Dad and Uncle Jerry were out driving around today like they do sometimes when they’re talking about jobs. Dad is a plumber and Uncle Jerry builds houses. Dad said they pulled up to a stop sign and there was my cousin, Greg (Uncle Jerry’s son), throwing rocks. He was hitting a sign and causing it to dent all up. Well, Uncle Jerry wasn’t too happy about it, so he rolled down the window and was about to call Greg over to the car.

Before he had a chance to say anything, Greg ran over to the car and said, “Dad, I want to have a talk with you when we get home.” Dad said Uncle Jerry didn’t know what to say then, so he just rolled up the window and they drove off.

Uncle Jerry with three of his grandkids.

Uncle Jerry doesn’t talk much, which might be kind of good, because there are plenty of people in our family who do. Two weeks ago we had a little mix-up at my house. Mom went to Pierre, to buy flowers for the motel planters, and to spend the night with a friend. She thought Dad was taking care of me. Well, Dad thought Mom was going the next day, so he went out-of-town to check on a job.

Spaghetti at Mom and Dad’s (Bill and Loretta Francis) Mom and Dad, Elsa Peck, Uncle Jerry and Aunt Elna (Miller) I’ve seen Aunt Elna laugh like that a hundred times. I don’t think the man on the end is Harold Peck, Elsa’s husband. He might be taking the picture.

When I got home after school, no one was there. (Billy was gone somewhere too.) I waited until suppertime and started getting hungry. Murdo is a small town. If your Mom and Dad get mixed up, there is always somewhere to go. I started walking and headed South of Hwy 16. I was really hungry by then, so I stopped at the first relative’s house I came to. Aunt Elna is a good cook, and I like to play with my cousins, Andrea, Stephanie, and Greg. Aunt Elna said, “Sure you can stay here, and we’ll just keep calling your house in case someone gets home.” Then, we all had chicken pot pies.

Al Leckey, Bill Francis, Jerry Miller

I ended up spending the night and the next morning, Uncle Jerry got me up early and took me to my house so I could change my clothes and get my saxophone for band practice. I thought that was pretty nice. He even gave me a ride to band practice.
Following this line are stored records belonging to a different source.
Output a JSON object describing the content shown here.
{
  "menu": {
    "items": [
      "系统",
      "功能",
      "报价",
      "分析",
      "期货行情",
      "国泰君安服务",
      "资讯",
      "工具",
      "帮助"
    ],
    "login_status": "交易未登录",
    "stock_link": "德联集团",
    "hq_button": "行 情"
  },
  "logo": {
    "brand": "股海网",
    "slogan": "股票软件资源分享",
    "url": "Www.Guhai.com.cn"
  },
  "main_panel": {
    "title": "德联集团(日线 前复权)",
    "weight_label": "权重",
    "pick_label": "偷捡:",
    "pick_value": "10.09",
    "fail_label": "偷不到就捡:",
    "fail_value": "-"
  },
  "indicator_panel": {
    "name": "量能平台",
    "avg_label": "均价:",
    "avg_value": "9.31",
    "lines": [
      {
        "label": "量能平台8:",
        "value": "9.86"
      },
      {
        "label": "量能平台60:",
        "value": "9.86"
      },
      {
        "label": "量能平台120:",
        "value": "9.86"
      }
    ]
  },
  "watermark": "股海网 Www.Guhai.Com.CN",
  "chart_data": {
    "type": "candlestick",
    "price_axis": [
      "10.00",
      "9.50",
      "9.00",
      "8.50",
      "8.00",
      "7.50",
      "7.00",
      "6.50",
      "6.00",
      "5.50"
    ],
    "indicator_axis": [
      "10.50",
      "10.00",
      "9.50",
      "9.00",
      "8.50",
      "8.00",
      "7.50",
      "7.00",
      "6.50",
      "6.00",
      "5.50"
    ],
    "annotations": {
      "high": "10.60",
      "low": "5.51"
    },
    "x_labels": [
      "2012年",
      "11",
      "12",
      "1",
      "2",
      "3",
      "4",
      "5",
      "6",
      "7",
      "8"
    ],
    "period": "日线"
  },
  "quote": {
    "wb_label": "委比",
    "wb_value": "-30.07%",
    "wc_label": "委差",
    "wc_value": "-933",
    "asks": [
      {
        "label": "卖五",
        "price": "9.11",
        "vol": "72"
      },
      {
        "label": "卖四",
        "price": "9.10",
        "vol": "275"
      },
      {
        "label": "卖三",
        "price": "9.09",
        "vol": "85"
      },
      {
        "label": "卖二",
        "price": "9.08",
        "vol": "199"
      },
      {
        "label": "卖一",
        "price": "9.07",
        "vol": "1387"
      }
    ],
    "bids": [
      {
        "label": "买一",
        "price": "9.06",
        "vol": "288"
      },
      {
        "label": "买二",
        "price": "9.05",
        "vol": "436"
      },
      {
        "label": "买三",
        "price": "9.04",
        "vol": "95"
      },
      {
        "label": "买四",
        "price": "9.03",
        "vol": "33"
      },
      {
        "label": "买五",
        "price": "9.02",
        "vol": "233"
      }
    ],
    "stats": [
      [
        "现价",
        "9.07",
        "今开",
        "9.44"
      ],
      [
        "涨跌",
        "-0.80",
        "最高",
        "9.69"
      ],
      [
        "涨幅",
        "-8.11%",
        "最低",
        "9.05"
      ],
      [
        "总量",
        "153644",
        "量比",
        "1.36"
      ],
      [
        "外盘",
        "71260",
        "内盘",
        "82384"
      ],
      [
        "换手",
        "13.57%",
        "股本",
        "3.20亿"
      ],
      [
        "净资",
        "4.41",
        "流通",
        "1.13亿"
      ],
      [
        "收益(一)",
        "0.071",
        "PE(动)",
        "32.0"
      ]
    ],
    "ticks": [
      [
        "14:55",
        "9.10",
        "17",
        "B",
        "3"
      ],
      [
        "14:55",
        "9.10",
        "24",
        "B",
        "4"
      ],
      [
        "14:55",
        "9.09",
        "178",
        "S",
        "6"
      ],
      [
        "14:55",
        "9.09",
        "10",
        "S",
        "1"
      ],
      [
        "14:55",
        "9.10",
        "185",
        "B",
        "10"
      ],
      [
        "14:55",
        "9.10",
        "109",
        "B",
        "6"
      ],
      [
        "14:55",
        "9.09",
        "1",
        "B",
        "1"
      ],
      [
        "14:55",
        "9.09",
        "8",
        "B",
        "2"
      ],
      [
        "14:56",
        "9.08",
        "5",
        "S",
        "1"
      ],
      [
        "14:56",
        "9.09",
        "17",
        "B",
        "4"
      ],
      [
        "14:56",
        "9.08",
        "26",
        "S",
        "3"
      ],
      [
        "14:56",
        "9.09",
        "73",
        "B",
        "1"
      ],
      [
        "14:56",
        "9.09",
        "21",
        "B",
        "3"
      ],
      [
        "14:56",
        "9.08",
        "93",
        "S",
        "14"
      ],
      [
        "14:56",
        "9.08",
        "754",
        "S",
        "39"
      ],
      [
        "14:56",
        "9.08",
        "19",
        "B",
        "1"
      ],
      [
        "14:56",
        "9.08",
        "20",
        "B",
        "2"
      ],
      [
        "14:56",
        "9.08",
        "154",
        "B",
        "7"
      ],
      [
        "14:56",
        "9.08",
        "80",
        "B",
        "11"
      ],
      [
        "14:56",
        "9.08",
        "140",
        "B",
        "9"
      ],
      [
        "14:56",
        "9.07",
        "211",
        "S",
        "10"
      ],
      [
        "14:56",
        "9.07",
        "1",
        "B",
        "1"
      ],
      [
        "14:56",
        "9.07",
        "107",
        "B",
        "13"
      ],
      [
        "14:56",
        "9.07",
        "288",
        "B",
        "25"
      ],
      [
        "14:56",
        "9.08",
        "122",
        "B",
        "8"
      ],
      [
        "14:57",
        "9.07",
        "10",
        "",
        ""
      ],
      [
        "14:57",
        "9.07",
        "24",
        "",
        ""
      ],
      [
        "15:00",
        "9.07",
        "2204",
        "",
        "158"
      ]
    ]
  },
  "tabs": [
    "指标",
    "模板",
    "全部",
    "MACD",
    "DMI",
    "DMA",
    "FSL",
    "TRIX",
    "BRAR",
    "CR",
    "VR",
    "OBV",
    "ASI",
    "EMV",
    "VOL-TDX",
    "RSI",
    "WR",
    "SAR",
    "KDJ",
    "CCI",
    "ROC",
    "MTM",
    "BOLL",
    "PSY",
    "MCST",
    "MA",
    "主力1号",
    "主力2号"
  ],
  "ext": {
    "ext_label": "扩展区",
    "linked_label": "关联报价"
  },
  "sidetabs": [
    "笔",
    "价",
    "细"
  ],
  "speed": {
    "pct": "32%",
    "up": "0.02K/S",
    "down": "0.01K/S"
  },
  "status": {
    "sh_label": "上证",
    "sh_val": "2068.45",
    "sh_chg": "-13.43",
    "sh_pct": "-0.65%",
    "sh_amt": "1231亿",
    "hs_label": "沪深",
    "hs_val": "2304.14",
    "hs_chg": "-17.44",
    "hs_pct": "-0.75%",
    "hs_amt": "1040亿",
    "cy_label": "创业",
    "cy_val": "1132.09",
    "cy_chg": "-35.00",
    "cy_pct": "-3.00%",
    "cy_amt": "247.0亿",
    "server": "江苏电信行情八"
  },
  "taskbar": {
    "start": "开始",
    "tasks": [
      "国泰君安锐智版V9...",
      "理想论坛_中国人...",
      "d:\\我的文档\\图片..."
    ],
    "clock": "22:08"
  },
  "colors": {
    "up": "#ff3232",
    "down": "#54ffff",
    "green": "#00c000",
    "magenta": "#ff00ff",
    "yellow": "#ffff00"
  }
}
Since I’m writing about Uncle Jerry, I will tell you about his office. My other cousins and I don’t go in there, because that’s where all his house plans, and other work stuff are kept.

Guess what? My cousin Andrea, (Jerry’s daughter), invited my cousin Valerie to go into Uncle Jerry’s office. She said there’s a really nice stereo in there. She got to listen to a Gene Pitney album. I love Gene Pitney. He sings “A Town without Pity.”

I’ m going to ask Stephanie if I can hear it too.

Uncle Jerry does a lot of work on the Cabin


The Days were Splendid, Every One

The past never stays in the past. God gave us memories so that we could have roses in December…